“Foyle’s War” is set in Hastings, a town on the British coast south of London. The series begins in the summer of 1940: France has just been invaded, and the British people are on a wartime footing, afraid that a German invasion of their island is imminent. Detective Chief Superintendent Christopher Foyle, played in a charming and understated way by British actor Michael Kitchen, conducts the business of law enforcement under the shadow of invasion.
The producers of the series invested a considerable effort, particularly in the early seasons, in accurately portraying wartime Britain. Every episode reveals interesting details of British life under blackout, curfew, rationing, and wartime mobilization. Without showing us the horror of the London bombings (though one episode touches on them) or actual military combat, the show nonetheless conveys something of the profound challenges the war inflicted on the British people, and something of the resolve with which they met those challenges.
I rewatched the first episode of the first season today, and was reminded again how much I admire our cousins across the pond for standing alone, and for so long, against the German war machine. And, on this watching, I realized that while many have been or will be touched by personal tragedy in our current travails, this epidemic finds us richer, more secure, and better prepared than the British were, and facing a vastly less threatening opponent.

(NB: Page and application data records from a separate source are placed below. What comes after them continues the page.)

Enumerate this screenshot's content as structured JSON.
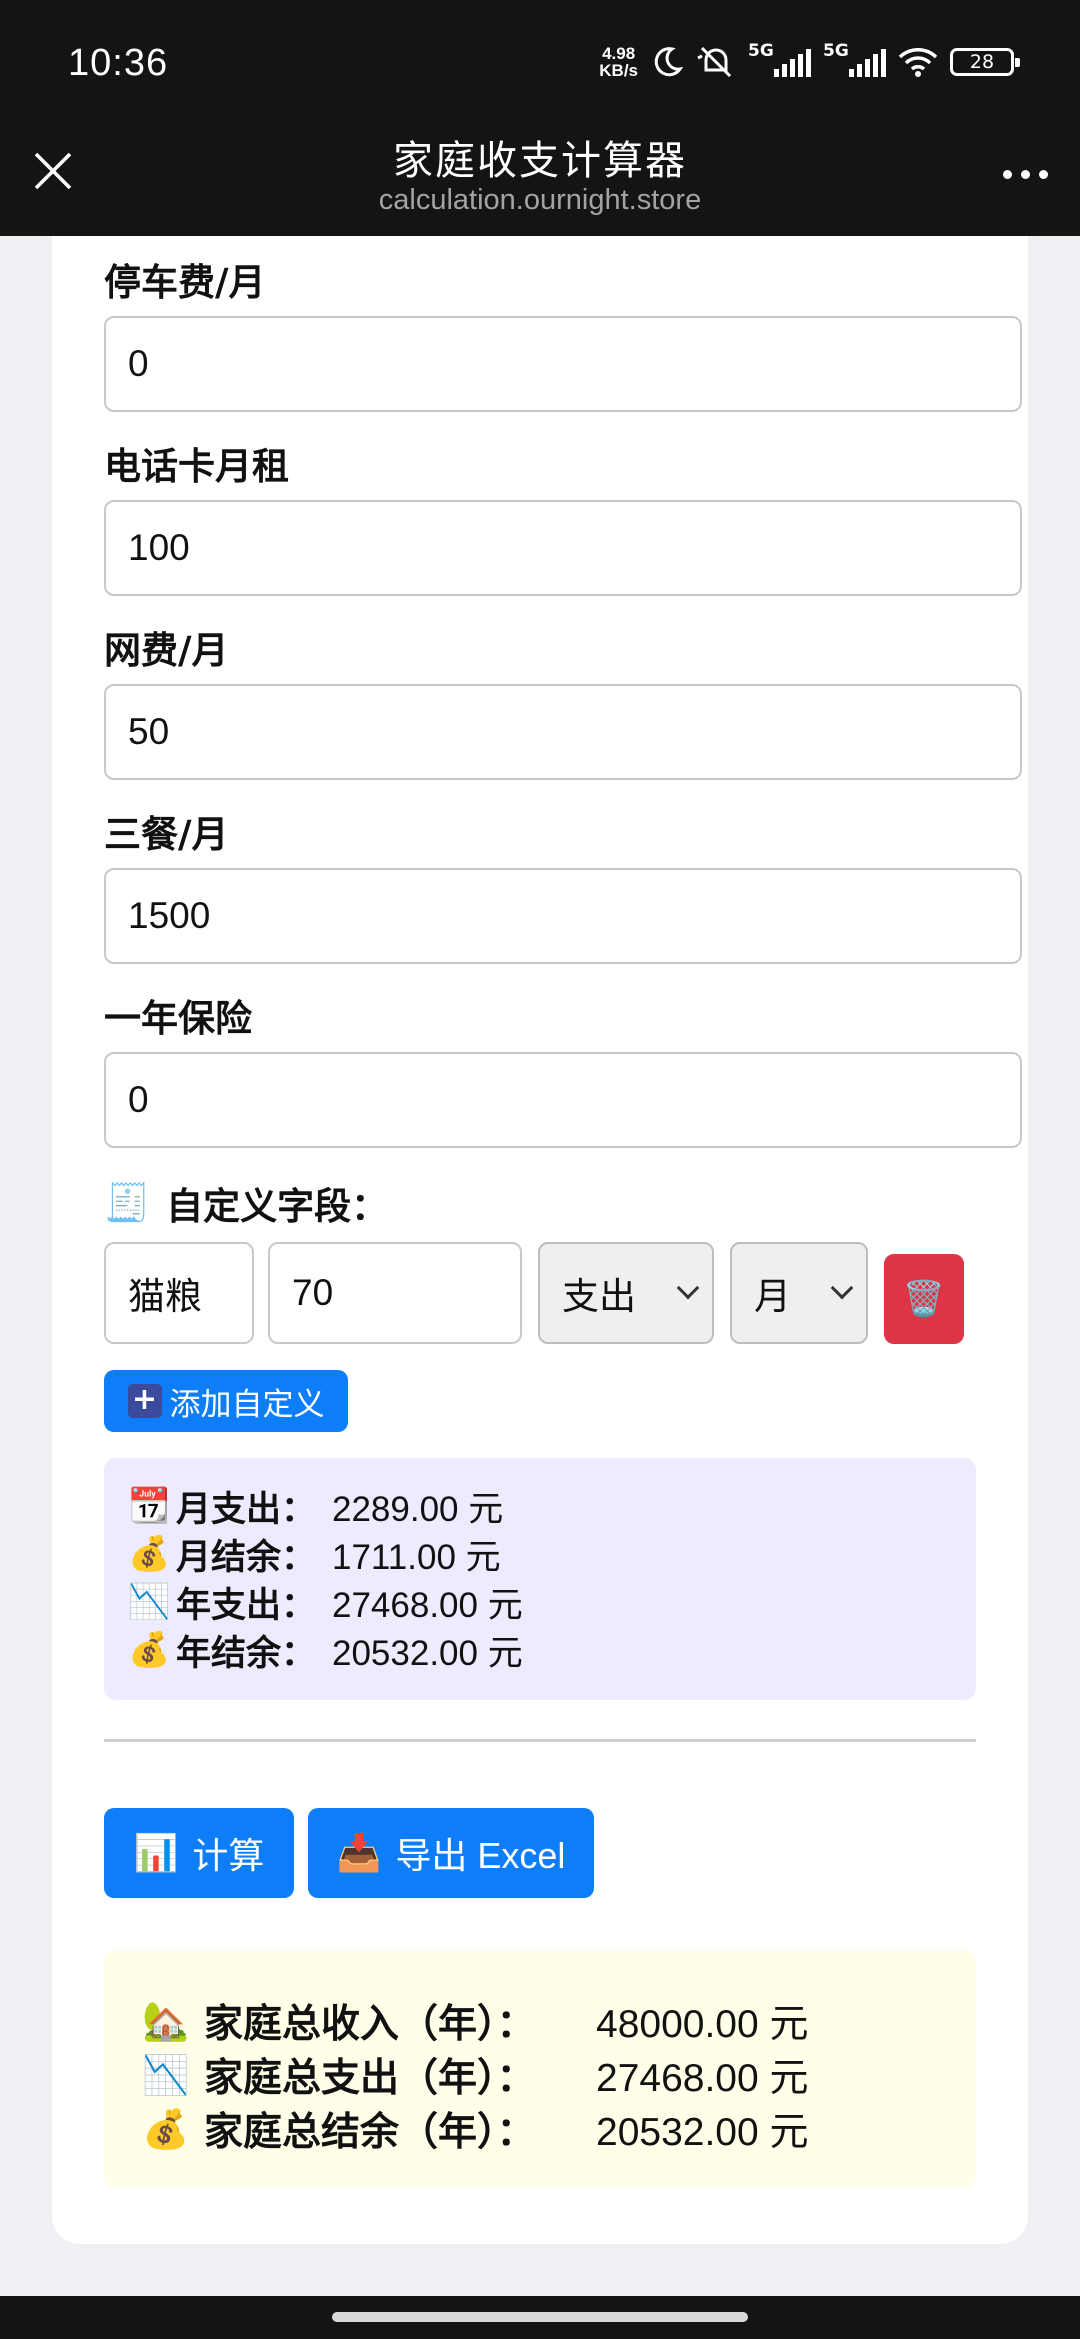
{
  "status": {
    "time": "10:36",
    "speed_value": "4.98",
    "speed_unit": "KB/s",
    "sim1": "5G",
    "sim2": "5G",
    "battery": "28"
  },
  "appbar": {
    "title": "家庭收支计算器",
    "url": "calculation.ournight.store"
  },
  "fields": [
    {
      "label": "停车费/月",
      "value": "0"
    },
    {
      "label": "电话卡月租",
      "value": "100"
    },
    {
      "label": "网费/月",
      "value": "50"
    },
    {
      "label": "三餐/月",
      "value": "1500"
    },
    {
      "label": "一年保险",
      "value": "0"
    }
  ],
  "custom": {
    "heading_icon": "🧾",
    "heading": "自定义字段：",
    "name": "猫粮",
    "amount": "70",
    "type": "支出",
    "period": "月",
    "delete_icon": "🗑️",
    "add_label": "添加自定义"
  },
  "summary": [
    {
      "icon": "📆",
      "label": "月支出：",
      "value": "2289.00 元"
    },
    {
      "icon": "💰",
      "label": "月结余：",
      "value": "1711.00 元"
    },
    {
      "icon": "📉",
      "label": "年支出：",
      "value": "27468.00 元"
    },
    {
      "icon": "💰",
      "label": "年结余：",
      "value": "20532.00 元"
    }
  ],
  "actions": {
    "calc_icon": "📊",
    "calc_label": "计算",
    "export_icon": "📥",
    "export_label": "导出 Excel"
  },
  "totals": [
    {
      "icon": "🏡",
      "label": "家庭总收入（年）：",
      "value": "48000.00 元"
    },
    {
      "icon": "📉",
      "label": "家庭总支出（年）：",
      "value": "27468.00 元"
    },
    {
      "icon": "💰",
      "label": "家庭总结余（年）：",
      "value": "20532.00 元"
    }
  ],
  "colors": {
    "primary": "#0d7ef8",
    "danger": "#dc3545",
    "summary_bg": "#ecebff",
    "total_bg": "#ffffe9"
  }
}
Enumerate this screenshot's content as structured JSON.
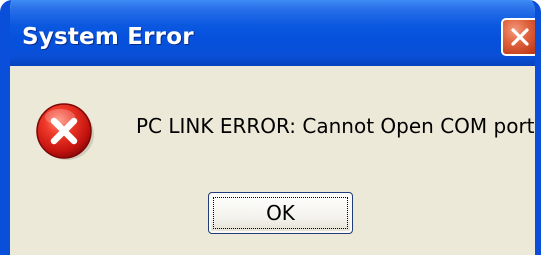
{
  "window": {
    "title": "System Error"
  },
  "titlebar": {
    "close_icon": "close-icon"
  },
  "dialog": {
    "icon": "error-icon",
    "message": "PC LINK ERROR: Cannot Open COM port",
    "ok_label": "OK"
  },
  "colors": {
    "titlebar_blue": "#0550dc",
    "dialog_background": "#ece9d8",
    "close_button_red": "#e0643f",
    "error_icon_red": "#d81a14"
  }
}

It’s a fine series full of pleasant and sympathetic characters, set in an interesting place and time. I recommend it.Published in